** Opening Exercise data block **

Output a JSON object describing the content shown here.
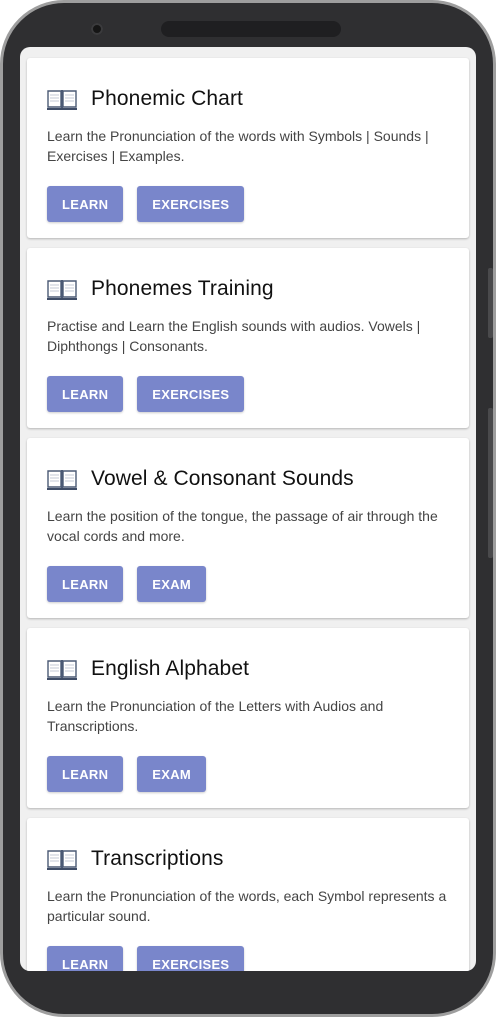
{
  "cards": [
    {
      "title": "Phonemic Chart",
      "description": "Learn the Pronunciation of the words with Symbols | Sounds | Exercises | Examples.",
      "icon": "book-icon",
      "buttons": [
        "LEARN",
        "EXERCISES"
      ]
    },
    {
      "title": "Phonemes Training",
      "description": "Practise and Learn the English sounds with audios. Vowels | Diphthongs | Consonants.",
      "icon": "book-icon",
      "buttons": [
        "LEARN",
        "EXERCISES"
      ]
    },
    {
      "title": "Vowel & Consonant Sounds",
      "description": "Learn the position of the tongue, the passage of air through the vocal cords and more.",
      "icon": "book-icon",
      "buttons": [
        "LEARN",
        "EXAM"
      ]
    },
    {
      "title": "English Alphabet",
      "description": "Learn the Pronunciation of the Letters with Audios and Transcriptions.",
      "icon": "book-icon",
      "buttons": [
        "LEARN",
        "EXAM"
      ]
    },
    {
      "title": "Transcriptions",
      "description": "Learn the Pronunciation of the words, each Symbol represents a particular sound.",
      "icon": "book-icon",
      "buttons": [
        "LEARN",
        "EXERCISES"
      ]
    }
  ],
  "colors": {
    "button": "#7986cb",
    "card": "#ffffff",
    "screen_background": "#f0f0f0",
    "device_frame": "#2f2f31"
  }
}
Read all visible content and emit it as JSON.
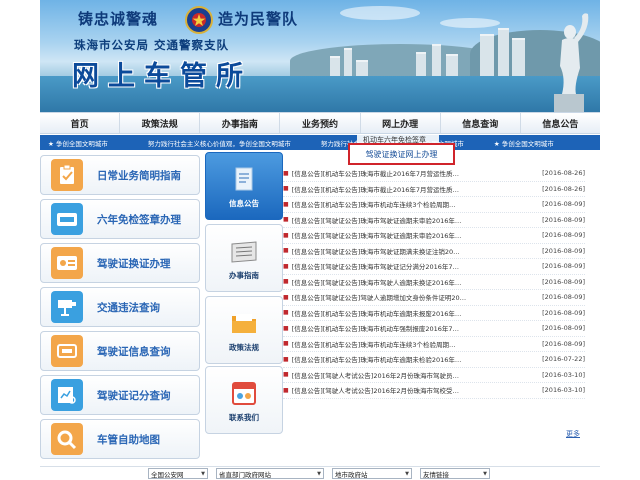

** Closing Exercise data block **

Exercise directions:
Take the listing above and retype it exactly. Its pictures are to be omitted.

Output of the task:
Output a JSON object describing the content shown here.
{
  "cards": [
    {
      "title": "Phonemic Chart",
      "description": "Learn the Pronunciation of the words with Symbols | Sounds | Exercises | Examples.",
      "icon": "book-icon",
      "buttons": [
        "LEARN",
        "EXERCISES"
      ]
    },
    {
      "title": "Phonemes Training",
      "description": "Practise and Learn the English sounds with audios. Vowels | Diphthongs | Consonants.",
      "icon": "book-icon",
      "buttons": [
        "LEARN",
        "EXERCISES"
      ]
    },
    {
      "title": "Vowel & Consonant Sounds",
      "description": "Learn the position of the tongue, the passage of air through the vocal cords and more.",
      "icon": "book-icon",
      "buttons": [
        "LEARN",
        "EXAM"
      ]
    },
    {
      "title": "English Alphabet",
      "description": "Learn the Pronunciation of the Letters with Audios and Transcriptions.",
      "icon": "book-icon",
      "buttons": [
        "LEARN",
        "EXAM"
      ]
    },
    {
      "title": "Transcriptions",
      "description": "Learn the Pronunciation of the words, each Symbol represents a particular sound.",
      "icon": "book-icon",
      "buttons": [
        "LEARN",
        "EXERCISES"
      ]
    }
  ],
  "colors": {
    "button": "#7986cb",
    "card": "#ffffff",
    "screen_background": "#f0f0f0",
    "device_frame": "#2f2f31"
  }
}
Read all visible content and emit it as JSON.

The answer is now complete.